Find and copy each line of the listing below that has the word "this" in it.

>>>>

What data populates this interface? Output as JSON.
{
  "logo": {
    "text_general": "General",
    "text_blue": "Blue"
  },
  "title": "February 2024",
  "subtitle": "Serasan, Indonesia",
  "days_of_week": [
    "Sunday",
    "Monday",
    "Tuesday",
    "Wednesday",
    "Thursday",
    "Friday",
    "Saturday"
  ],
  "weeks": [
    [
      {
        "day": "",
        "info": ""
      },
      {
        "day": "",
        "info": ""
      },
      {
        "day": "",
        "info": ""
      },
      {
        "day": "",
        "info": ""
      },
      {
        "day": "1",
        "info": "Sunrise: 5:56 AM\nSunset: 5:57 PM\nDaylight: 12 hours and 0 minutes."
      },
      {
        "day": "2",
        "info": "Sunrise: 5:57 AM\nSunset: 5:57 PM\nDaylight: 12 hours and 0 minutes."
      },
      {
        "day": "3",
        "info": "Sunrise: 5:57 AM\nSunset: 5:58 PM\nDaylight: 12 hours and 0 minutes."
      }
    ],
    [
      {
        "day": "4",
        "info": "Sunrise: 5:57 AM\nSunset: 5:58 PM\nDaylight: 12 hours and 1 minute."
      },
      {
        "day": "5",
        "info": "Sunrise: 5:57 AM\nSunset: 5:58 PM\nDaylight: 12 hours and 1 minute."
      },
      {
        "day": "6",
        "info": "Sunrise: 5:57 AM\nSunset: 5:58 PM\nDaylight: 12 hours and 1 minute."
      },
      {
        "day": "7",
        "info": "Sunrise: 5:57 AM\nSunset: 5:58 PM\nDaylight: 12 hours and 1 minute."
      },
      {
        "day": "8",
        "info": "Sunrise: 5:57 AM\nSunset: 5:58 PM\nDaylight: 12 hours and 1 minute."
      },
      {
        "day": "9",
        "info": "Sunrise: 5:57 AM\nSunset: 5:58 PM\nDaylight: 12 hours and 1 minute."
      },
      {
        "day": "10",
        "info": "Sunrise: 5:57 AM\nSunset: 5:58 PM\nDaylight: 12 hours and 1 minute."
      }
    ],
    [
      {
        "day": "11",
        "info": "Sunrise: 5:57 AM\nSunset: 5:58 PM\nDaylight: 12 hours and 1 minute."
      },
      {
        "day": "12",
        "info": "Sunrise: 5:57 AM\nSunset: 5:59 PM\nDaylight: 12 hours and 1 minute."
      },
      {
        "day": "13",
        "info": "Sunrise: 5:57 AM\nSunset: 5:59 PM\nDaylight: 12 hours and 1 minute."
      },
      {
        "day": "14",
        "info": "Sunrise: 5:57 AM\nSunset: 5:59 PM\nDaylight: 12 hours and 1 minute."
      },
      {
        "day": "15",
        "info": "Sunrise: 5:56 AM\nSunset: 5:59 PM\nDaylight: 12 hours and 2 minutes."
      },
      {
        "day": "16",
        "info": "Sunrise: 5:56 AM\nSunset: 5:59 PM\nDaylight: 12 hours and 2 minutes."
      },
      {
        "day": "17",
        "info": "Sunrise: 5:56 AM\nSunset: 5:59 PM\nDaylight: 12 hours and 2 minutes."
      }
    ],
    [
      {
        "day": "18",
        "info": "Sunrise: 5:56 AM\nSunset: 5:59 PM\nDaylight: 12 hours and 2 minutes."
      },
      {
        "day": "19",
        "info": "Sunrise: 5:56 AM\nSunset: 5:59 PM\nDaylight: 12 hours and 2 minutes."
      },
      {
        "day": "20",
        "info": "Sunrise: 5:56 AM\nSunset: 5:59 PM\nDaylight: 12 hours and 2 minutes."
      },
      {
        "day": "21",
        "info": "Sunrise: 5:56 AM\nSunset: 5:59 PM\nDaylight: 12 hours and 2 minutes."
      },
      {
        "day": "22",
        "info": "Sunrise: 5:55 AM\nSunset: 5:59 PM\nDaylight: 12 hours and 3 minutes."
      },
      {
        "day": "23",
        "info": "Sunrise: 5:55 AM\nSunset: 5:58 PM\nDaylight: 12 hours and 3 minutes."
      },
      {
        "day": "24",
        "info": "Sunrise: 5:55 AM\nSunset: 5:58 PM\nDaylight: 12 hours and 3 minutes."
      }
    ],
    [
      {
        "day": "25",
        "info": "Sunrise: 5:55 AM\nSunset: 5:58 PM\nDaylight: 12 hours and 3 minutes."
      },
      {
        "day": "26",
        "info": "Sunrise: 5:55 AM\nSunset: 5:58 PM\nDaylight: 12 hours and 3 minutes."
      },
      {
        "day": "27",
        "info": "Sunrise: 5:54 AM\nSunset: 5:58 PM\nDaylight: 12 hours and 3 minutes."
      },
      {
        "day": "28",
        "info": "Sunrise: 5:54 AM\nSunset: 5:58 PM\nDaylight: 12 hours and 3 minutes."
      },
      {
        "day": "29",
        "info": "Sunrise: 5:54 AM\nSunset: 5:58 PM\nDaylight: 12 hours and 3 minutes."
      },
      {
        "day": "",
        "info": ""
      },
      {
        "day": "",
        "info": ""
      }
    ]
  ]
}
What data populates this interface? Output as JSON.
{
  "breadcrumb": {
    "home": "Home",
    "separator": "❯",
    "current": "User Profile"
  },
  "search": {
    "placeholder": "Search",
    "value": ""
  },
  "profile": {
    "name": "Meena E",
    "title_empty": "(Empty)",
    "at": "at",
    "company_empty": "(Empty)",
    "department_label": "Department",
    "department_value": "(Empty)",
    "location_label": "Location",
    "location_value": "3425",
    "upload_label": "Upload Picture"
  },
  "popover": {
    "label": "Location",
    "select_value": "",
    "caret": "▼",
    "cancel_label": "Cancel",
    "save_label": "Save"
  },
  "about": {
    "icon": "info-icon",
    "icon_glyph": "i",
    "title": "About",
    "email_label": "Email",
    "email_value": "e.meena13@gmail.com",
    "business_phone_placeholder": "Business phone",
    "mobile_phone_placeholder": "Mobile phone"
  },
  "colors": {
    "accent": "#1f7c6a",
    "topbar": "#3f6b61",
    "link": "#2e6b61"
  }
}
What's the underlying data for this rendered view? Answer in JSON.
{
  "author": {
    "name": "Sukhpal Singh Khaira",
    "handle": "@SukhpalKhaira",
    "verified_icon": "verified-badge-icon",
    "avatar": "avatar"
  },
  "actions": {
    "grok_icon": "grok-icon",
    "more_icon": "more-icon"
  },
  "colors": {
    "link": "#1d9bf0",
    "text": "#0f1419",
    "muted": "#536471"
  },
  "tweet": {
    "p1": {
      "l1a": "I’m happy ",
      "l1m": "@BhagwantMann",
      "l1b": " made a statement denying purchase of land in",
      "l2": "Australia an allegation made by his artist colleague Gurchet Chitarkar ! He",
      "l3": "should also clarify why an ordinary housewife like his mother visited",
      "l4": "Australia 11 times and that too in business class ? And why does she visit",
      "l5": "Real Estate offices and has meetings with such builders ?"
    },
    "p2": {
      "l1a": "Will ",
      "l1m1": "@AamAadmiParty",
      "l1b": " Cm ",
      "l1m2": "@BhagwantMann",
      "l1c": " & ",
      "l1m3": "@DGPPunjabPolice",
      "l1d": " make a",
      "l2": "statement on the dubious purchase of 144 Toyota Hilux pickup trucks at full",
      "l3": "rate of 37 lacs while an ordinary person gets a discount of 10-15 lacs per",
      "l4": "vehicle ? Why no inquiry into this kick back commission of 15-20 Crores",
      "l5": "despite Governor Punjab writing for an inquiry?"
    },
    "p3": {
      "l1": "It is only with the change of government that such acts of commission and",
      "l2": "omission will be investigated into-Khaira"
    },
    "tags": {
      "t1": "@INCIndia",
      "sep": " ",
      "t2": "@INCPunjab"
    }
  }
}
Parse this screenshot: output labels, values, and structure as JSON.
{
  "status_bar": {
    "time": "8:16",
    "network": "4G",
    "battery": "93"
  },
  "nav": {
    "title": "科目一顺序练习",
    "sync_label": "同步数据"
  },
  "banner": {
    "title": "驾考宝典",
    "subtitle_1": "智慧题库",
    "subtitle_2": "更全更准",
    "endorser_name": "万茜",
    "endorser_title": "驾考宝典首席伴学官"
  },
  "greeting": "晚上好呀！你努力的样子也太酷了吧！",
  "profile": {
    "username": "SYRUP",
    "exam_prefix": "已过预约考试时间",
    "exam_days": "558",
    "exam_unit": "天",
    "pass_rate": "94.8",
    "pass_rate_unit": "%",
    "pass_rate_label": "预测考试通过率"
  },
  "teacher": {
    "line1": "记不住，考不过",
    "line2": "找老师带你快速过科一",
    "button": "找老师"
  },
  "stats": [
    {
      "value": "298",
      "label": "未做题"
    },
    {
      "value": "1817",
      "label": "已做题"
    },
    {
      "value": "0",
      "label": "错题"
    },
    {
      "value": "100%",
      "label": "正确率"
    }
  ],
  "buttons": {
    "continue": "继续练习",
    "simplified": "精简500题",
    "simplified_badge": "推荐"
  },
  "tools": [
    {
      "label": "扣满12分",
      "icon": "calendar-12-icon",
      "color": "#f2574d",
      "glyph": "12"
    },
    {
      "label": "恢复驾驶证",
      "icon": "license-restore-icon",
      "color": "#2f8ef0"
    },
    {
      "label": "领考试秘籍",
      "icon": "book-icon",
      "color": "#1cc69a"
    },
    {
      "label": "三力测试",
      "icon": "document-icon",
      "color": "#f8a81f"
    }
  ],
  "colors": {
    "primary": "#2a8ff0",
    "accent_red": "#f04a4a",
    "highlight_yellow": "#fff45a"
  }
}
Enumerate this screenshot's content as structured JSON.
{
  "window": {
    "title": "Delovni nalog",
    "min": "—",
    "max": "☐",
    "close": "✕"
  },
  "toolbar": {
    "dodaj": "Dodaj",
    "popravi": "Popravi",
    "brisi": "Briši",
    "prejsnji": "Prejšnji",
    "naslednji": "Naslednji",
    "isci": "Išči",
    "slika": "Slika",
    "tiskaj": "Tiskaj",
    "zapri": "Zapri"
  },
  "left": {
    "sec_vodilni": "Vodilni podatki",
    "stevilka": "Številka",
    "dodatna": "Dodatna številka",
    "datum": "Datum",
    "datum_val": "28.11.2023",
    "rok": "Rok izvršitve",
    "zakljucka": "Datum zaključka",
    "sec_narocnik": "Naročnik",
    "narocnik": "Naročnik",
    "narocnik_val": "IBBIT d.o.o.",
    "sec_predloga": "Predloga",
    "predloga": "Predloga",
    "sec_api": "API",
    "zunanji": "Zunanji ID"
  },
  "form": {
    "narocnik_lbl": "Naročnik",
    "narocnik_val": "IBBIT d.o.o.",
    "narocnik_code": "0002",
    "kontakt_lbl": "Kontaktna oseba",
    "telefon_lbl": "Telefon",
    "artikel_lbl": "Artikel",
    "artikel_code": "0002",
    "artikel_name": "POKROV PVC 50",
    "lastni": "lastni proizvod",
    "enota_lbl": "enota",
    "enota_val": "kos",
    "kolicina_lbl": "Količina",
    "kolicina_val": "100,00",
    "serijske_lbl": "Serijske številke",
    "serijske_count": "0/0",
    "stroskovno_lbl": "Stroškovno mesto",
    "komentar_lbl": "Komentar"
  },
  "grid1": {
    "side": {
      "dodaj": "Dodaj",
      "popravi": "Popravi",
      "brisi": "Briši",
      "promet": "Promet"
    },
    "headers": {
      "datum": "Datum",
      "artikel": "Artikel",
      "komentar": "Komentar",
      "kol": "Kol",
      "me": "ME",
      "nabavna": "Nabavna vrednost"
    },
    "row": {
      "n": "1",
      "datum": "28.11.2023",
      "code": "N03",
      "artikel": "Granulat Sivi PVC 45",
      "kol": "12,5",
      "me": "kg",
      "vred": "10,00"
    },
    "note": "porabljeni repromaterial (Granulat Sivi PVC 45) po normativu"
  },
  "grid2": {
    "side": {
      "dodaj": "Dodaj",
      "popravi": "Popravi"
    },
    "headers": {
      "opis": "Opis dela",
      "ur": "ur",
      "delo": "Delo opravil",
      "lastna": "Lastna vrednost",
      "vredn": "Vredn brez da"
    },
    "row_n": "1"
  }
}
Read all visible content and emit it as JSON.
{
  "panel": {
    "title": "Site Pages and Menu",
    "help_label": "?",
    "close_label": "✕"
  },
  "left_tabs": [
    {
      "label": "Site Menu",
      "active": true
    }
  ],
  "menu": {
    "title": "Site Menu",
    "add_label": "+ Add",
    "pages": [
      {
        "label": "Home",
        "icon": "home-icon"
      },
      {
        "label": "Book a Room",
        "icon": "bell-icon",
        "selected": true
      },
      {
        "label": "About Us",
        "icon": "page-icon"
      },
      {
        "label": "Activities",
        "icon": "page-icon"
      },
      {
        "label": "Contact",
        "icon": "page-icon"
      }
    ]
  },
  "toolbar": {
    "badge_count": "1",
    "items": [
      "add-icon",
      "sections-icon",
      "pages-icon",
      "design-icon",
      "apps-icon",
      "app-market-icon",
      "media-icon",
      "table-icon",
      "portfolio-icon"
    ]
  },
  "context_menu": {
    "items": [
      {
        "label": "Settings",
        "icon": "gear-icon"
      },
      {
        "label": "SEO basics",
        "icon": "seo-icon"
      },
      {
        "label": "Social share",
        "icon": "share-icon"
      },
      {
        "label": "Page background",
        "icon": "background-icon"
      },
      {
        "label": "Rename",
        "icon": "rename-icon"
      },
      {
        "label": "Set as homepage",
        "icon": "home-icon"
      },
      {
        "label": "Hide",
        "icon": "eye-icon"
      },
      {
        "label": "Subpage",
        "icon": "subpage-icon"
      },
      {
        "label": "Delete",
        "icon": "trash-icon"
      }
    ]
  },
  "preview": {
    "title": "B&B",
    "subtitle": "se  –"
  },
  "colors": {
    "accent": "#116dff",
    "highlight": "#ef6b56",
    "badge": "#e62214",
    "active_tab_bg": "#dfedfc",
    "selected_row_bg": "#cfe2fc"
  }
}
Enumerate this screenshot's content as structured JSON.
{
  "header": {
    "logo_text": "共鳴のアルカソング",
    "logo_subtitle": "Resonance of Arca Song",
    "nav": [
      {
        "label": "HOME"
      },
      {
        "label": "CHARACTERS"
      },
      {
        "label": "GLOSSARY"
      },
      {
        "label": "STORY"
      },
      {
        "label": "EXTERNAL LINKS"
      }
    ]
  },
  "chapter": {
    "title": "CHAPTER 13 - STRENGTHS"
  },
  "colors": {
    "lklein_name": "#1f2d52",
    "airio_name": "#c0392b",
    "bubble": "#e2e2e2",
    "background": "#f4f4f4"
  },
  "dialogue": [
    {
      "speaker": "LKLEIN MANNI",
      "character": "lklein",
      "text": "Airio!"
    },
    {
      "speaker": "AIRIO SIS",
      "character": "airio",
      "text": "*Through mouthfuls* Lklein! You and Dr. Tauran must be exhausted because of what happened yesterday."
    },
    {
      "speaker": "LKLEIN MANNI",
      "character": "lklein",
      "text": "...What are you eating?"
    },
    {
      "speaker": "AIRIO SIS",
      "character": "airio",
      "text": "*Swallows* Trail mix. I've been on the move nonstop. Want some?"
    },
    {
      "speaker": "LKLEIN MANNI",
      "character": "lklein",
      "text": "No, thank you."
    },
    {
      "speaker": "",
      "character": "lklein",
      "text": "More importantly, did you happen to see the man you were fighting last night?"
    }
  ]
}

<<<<

▶ ANSWER TO THE PROBLEM:
What data populates this interface? Output as JSON.
What data populates this interface? Output as JSON.
What's the underlying data for this rendered view? Answer in JSON.
      "l4": "vehicle ? Why no inquiry into this kick back commission of 15-20 Crores",
Parse this screenshot: output labels, values, and structure as JSON.
Enumerate this screenshot's content as structured JSON.
Enumerate this screenshot's content as structured JSON.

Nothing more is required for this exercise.